HOW TO GET THERE: First, you’ll either have to get to Miryang, Ulsan or Eonyang to get a connecting bus to the SeoknamsaTemple. From Miryang, you can take one of the numerous buses that travels throughout the day from the Miryang Bus Terminal. The cost of the bus ride costs about 5,000 Won. You can take bus number 807 or 1713 from near the Ulsan intercity bus terminal. Also, you can take the Eonyang city bus that travels out to the temple eleven times during the day.

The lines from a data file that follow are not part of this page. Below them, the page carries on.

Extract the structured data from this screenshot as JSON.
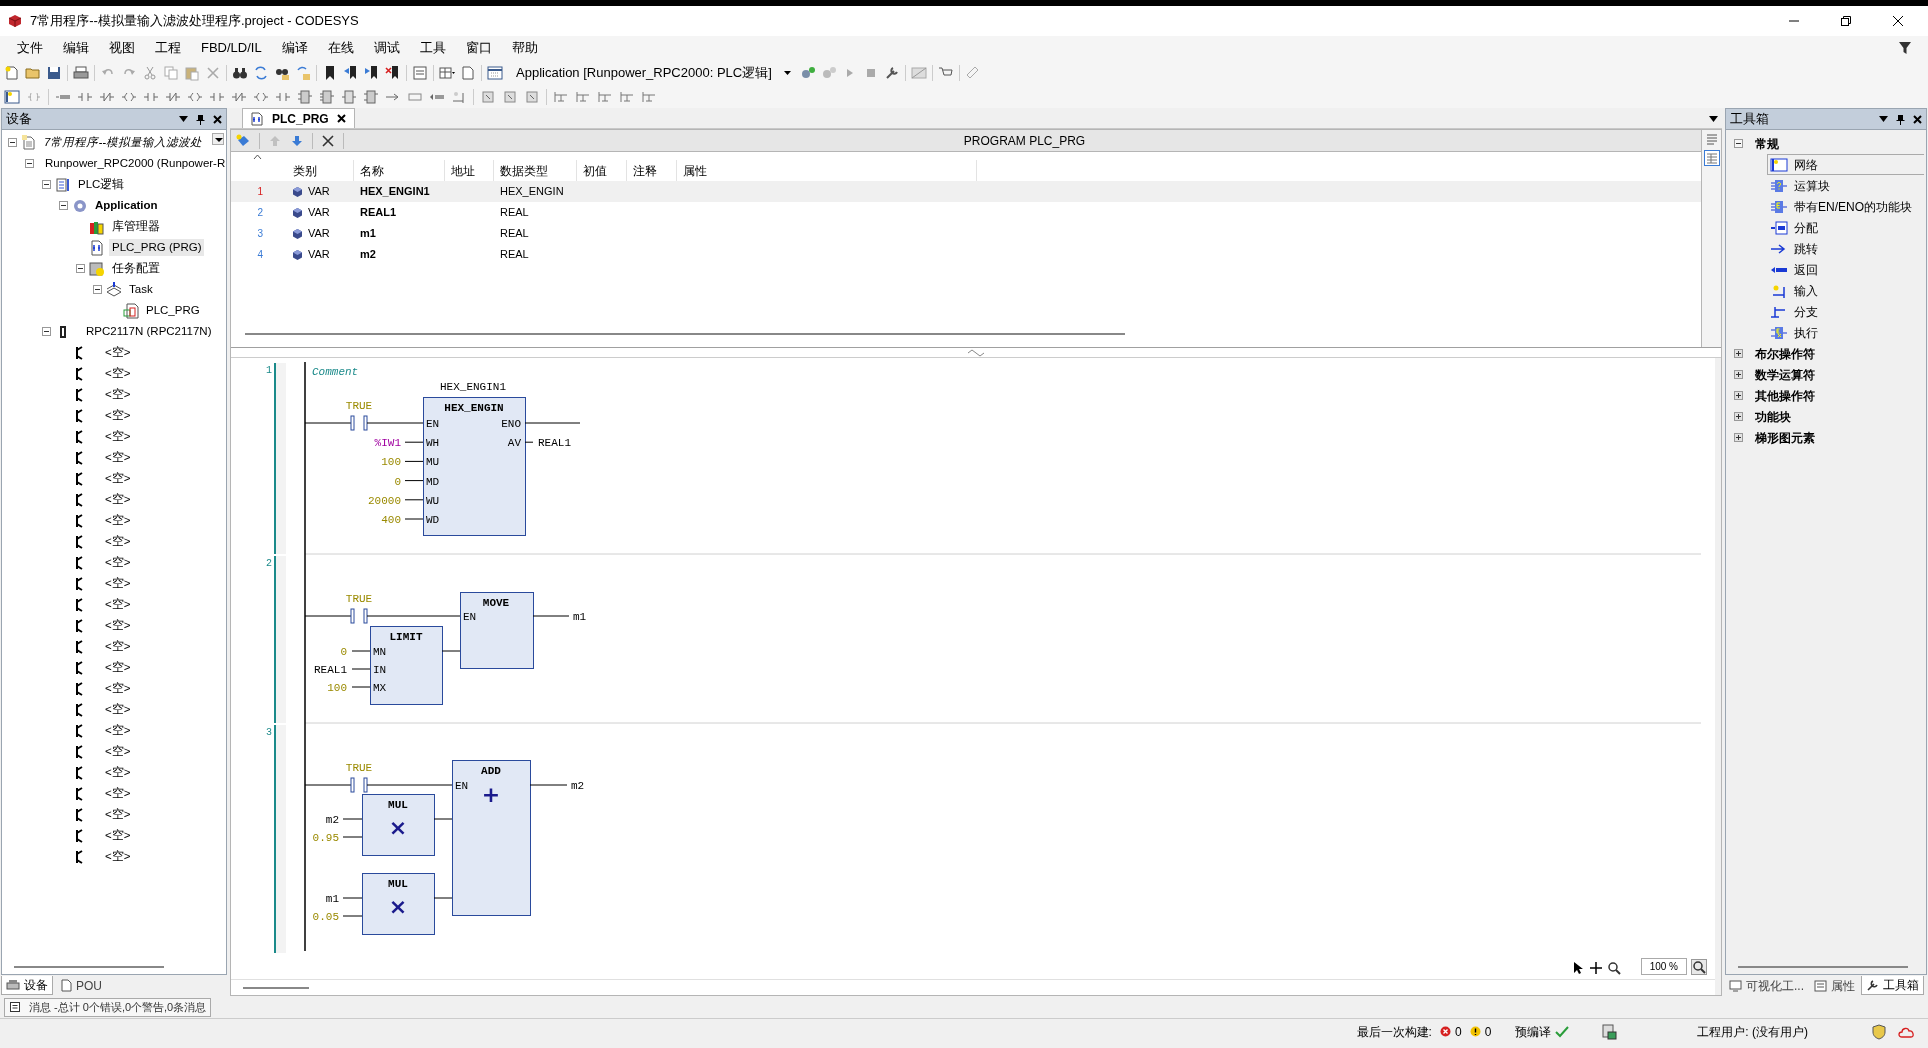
{
  "window": {
    "title": "7常用程序--模拟量输入滤波处理程序.project - CODESYS"
  },
  "menu": [
    "文件",
    "编辑",
    "视图",
    "工程",
    "FBD/LD/IL",
    "编译",
    "在线",
    "调试",
    "工具",
    "窗口",
    "帮助"
  ],
  "toolbar": {
    "application_selector": "Application [Runpower_RPC2000: PLC逻辑]"
  },
  "devices_pane": {
    "title": "设备",
    "tree": [
      {
        "label": "7常用程序--模拟量输入滤波处",
        "kind": "project",
        "expanded": true,
        "selected": false,
        "children": [
          {
            "label": "Runpower_RPC2000 (Runpower-R",
            "kind": "device",
            "expanded": true,
            "selected": false,
            "children": [
              {
                "label": "PLC逻辑",
                "kind": "plc",
                "expanded": true,
                "selected": false,
                "children": [
                  {
                    "label": "Application",
                    "kind": "application",
                    "expanded": true,
                    "selected": false,
                    "children": [
                      {
                        "label": "库管理器",
                        "kind": "library",
                        "selected": false
                      },
                      {
                        "label": "PLC_PRG (PRG)",
                        "kind": "pou",
                        "selected": true
                      },
                      {
                        "label": "任务配置",
                        "kind": "taskconfig",
                        "expanded": true,
                        "selected": false,
                        "children": [
                          {
                            "label": "Task",
                            "kind": "task",
                            "expanded": true,
                            "selected": false,
                            "children": [
                              {
                                "label": "PLC_PRG",
                                "kind": "taskcall",
                                "selected": false
                              }
                            ]
                          }
                        ]
                      }
                    ]
                  }
                ]
              },
              {
                "label": "RPC2117N (RPC2117N)",
                "kind": "module",
                "expanded": true,
                "selected": false,
                "children": [
                  {
                    "label": "<空>",
                    "kind": "slot",
                    "selected": false
                  },
                  {
                    "label": "<空>",
                    "kind": "slot",
                    "selected": false
                  },
                  {
                    "label": "<空>",
                    "kind": "slot",
                    "selected": false
                  },
                  {
                    "label": "<空>",
                    "kind": "slot",
                    "selected": false
                  },
                  {
                    "label": "<空>",
                    "kind": "slot",
                    "selected": false
                  },
                  {
                    "label": "<空>",
                    "kind": "slot",
                    "selected": false
                  },
                  {
                    "label": "<空>",
                    "kind": "slot",
                    "selected": false
                  },
                  {
                    "label": "<空>",
                    "kind": "slot",
                    "selected": false
                  },
                  {
                    "label": "<空>",
                    "kind": "slot",
                    "selected": false
                  },
                  {
                    "label": "<空>",
                    "kind": "slot",
                    "selected": false
                  },
                  {
                    "label": "<空>",
                    "kind": "slot",
                    "selected": false
                  },
                  {
                    "label": "<空>",
                    "kind": "slot",
                    "selected": false
                  },
                  {
                    "label": "<空>",
                    "kind": "slot",
                    "selected": false
                  },
                  {
                    "label": "<空>",
                    "kind": "slot",
                    "selected": false
                  },
                  {
                    "label": "<空>",
                    "kind": "slot",
                    "selected": false
                  },
                  {
                    "label": "<空>",
                    "kind": "slot",
                    "selected": false
                  },
                  {
                    "label": "<空>",
                    "kind": "slot",
                    "selected": false
                  },
                  {
                    "label": "<空>",
                    "kind": "slot",
                    "selected": false
                  },
                  {
                    "label": "<空>",
                    "kind": "slot",
                    "selected": false
                  },
                  {
                    "label": "<空>",
                    "kind": "slot",
                    "selected": false
                  },
                  {
                    "label": "<空>",
                    "kind": "slot",
                    "selected": false
                  },
                  {
                    "label": "<空>",
                    "kind": "slot",
                    "selected": false
                  },
                  {
                    "label": "<空>",
                    "kind": "slot",
                    "selected": false
                  },
                  {
                    "label": "<空>",
                    "kind": "slot",
                    "selected": false
                  },
                  {
                    "label": "<空>",
                    "kind": "slot",
                    "selected": false
                  }
                ]
              }
            ]
          }
        ]
      }
    ],
    "tabs": [
      {
        "label": "设备",
        "selected": true
      },
      {
        "label": "POU",
        "selected": false
      }
    ]
  },
  "editor": {
    "tabs": [
      {
        "label": "PLC_PRG",
        "selected": true
      }
    ],
    "header": "PROGRAM PLC_PRG",
    "declarations": {
      "columns": [
        "类别",
        "名称",
        "地址",
        "数据类型",
        "初值",
        "注释",
        "属性"
      ],
      "rows": [
        {
          "line": "1",
          "category": "VAR",
          "name": "HEX_ENGIN1",
          "data_type": "HEX_ENGIN",
          "selected": true
        },
        {
          "line": "2",
          "category": "VAR",
          "name": "REAL1",
          "data_type": "REAL",
          "selected": false
        },
        {
          "line": "3",
          "category": "VAR",
          "name": "m1",
          "data_type": "REAL",
          "selected": false
        },
        {
          "line": "4",
          "category": "VAR",
          "name": "m2",
          "data_type": "REAL",
          "selected": false
        }
      ]
    },
    "networks": [
      {
        "number": "1",
        "kind": "fb_call",
        "comment": "Comment",
        "contact": "TRUE",
        "instance": "HEX_ENGIN1",
        "block": "HEX_ENGIN",
        "inputs": [
          {
            "pin": "EN"
          },
          {
            "pin": "WH",
            "arg": "%IW1",
            "kind": "address"
          },
          {
            "pin": "MU",
            "arg": "100",
            "kind": "literal"
          },
          {
            "pin": "MD",
            "arg": "0",
            "kind": "literal"
          },
          {
            "pin": "WU",
            "arg": "20000",
            "kind": "literal"
          },
          {
            "pin": "WD",
            "arg": "400",
            "kind": "literal"
          }
        ],
        "outputs": [
          {
            "pin": "ENO"
          },
          {
            "pin": "AV",
            "arg": "REAL1",
            "kind": "variable"
          }
        ]
      },
      {
        "number": "2",
        "kind": "limit_move",
        "contact": "TRUE",
        "box": {
          "name": "MOVE",
          "en": "EN",
          "output": "m1"
        },
        "sub": {
          "name": "LIMIT",
          "inputs": [
            {
              "pin": "MN",
              "arg": "0",
              "kind": "literal"
            },
            {
              "pin": "IN",
              "arg": "REAL1",
              "kind": "variable"
            },
            {
              "pin": "MX",
              "arg": "100",
              "kind": "literal"
            }
          ]
        }
      },
      {
        "number": "3",
        "kind": "mul_add",
        "contact": "TRUE",
        "box": {
          "name": "ADD",
          "en": "EN",
          "symbol": "+",
          "output": "m2"
        },
        "subs": [
          {
            "name": "MUL",
            "symbol": "×",
            "inputs": [
              {
                "arg": "m2",
                "kind": "variable"
              },
              {
                "arg": "0.95",
                "kind": "literal"
              }
            ]
          },
          {
            "name": "MUL",
            "symbol": "×",
            "inputs": [
              {
                "arg": "m1",
                "kind": "variable"
              },
              {
                "arg": "0.05",
                "kind": "literal"
              }
            ]
          }
        ]
      }
    ],
    "zoom": "100 %"
  },
  "toolbox": {
    "title": "工具箱",
    "groups": [
      {
        "label": "常规",
        "expanded": true,
        "items": [
          {
            "label": "网络",
            "kind": "network",
            "selected": true
          },
          {
            "label": "运算块",
            "kind": "box",
            "selected": false
          },
          {
            "label": "带有EN/ENO的功能块",
            "kind": "box_en",
            "selected": false
          },
          {
            "label": "分配",
            "kind": "assign",
            "selected": false
          },
          {
            "label": "跳转",
            "kind": "jump",
            "selected": false
          },
          {
            "label": "返回",
            "kind": "return",
            "selected": false
          },
          {
            "label": "输入",
            "kind": "input",
            "selected": false
          },
          {
            "label": "分支",
            "kind": "branch",
            "selected": false
          },
          {
            "label": "执行",
            "kind": "execute",
            "selected": false
          }
        ]
      },
      {
        "label": "布尔操作符",
        "expanded": false
      },
      {
        "label": "数学运算符",
        "expanded": false
      },
      {
        "label": "其他操作符",
        "expanded": false
      },
      {
        "label": "功能块",
        "expanded": false
      },
      {
        "label": "梯形图元素",
        "expanded": false
      }
    ],
    "tabs": [
      {
        "label": "可视化工...",
        "selected": false
      },
      {
        "label": "属性",
        "selected": false
      },
      {
        "label": "工具箱",
        "selected": true
      }
    ]
  },
  "messages_tab": "消息 -总计 0个错误,0个警告,0条消息",
  "status_bar": {
    "last_build": "最后一次构建:",
    "errors": "0",
    "warnings": "0",
    "precompile": "预编译",
    "project_user": "工程用户: (没有用户)"
  }
}
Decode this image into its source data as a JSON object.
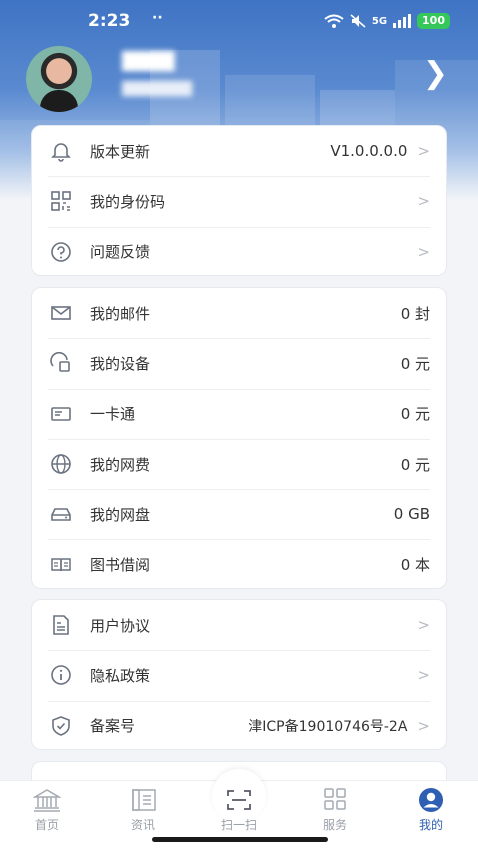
{
  "status_bar": {
    "time": "2:23",
    "dots": "··",
    "network": "5G",
    "battery": "100"
  },
  "profile": {
    "name": "████",
    "uid": "███████"
  },
  "settings_group": [
    {
      "id": "version",
      "icon": "bell-icon",
      "label": "版本更新",
      "value": "V1.0.0.0.0",
      "chevron": ">"
    },
    {
      "id": "idcode",
      "icon": "qr-code-icon",
      "label": "我的身份码",
      "value": "",
      "chevron": ">"
    },
    {
      "id": "feedback",
      "icon": "question-icon",
      "label": "问题反馈",
      "value": "",
      "chevron": ">"
    }
  ],
  "stats_group": [
    {
      "id": "mail",
      "icon": "mail-icon",
      "label": "我的邮件",
      "value": "0 封"
    },
    {
      "id": "device",
      "icon": "device-icon",
      "label": "我的设备",
      "value": "0 元"
    },
    {
      "id": "card",
      "icon": "card-icon",
      "label": "一卡通",
      "value": "0 元"
    },
    {
      "id": "netfee",
      "icon": "globe-icon",
      "label": "我的网费",
      "value": "0 元"
    },
    {
      "id": "netdisk",
      "icon": "disk-icon",
      "label": "我的网盘",
      "value": "0 GB"
    },
    {
      "id": "library",
      "icon": "book-icon",
      "label": "图书借阅",
      "value": "0 本"
    }
  ],
  "legal_group": [
    {
      "id": "agreement",
      "icon": "document-icon",
      "label": "用户协议",
      "value": "",
      "chevron": ">"
    },
    {
      "id": "privacy",
      "icon": "info-icon",
      "label": "隐私政策",
      "value": "",
      "chevron": ">"
    },
    {
      "id": "icp",
      "icon": "shield-icon",
      "label": "备案号",
      "value": "津ICP备19010746号-2A",
      "chevron": ">"
    }
  ],
  "tabs": [
    {
      "id": "home",
      "label": "首页",
      "active": false
    },
    {
      "id": "news",
      "label": "资讯",
      "active": false
    },
    {
      "id": "scan",
      "label": "扫一扫",
      "active": false
    },
    {
      "id": "service",
      "label": "服务",
      "active": false
    },
    {
      "id": "mine",
      "label": "我的",
      "active": true
    }
  ],
  "colors": {
    "accent": "#2f5fb3",
    "hero": "#3f74c4",
    "icon": "#6b7380"
  }
}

OVERALL RATING: 7.5/10. While not as impressive as the neighbouring temple, Unmunmsa Temple, Seoknamsa Temple has a lot to offer the Korean temple adventurer. One of the highlights of the temple is where Seoknamsa Temple is situated with the beautiful and cascading stream, as well as towering Mount Gaji. Also the imposingly ancient three-tiered pagoda is another highlight to the adventure. Uniquely, the temple also has the remains of the founding monk in a stupa that overlooks the temple grounds. For all these reasons, I would recommend visiting this little traveled hidden gem of a temple.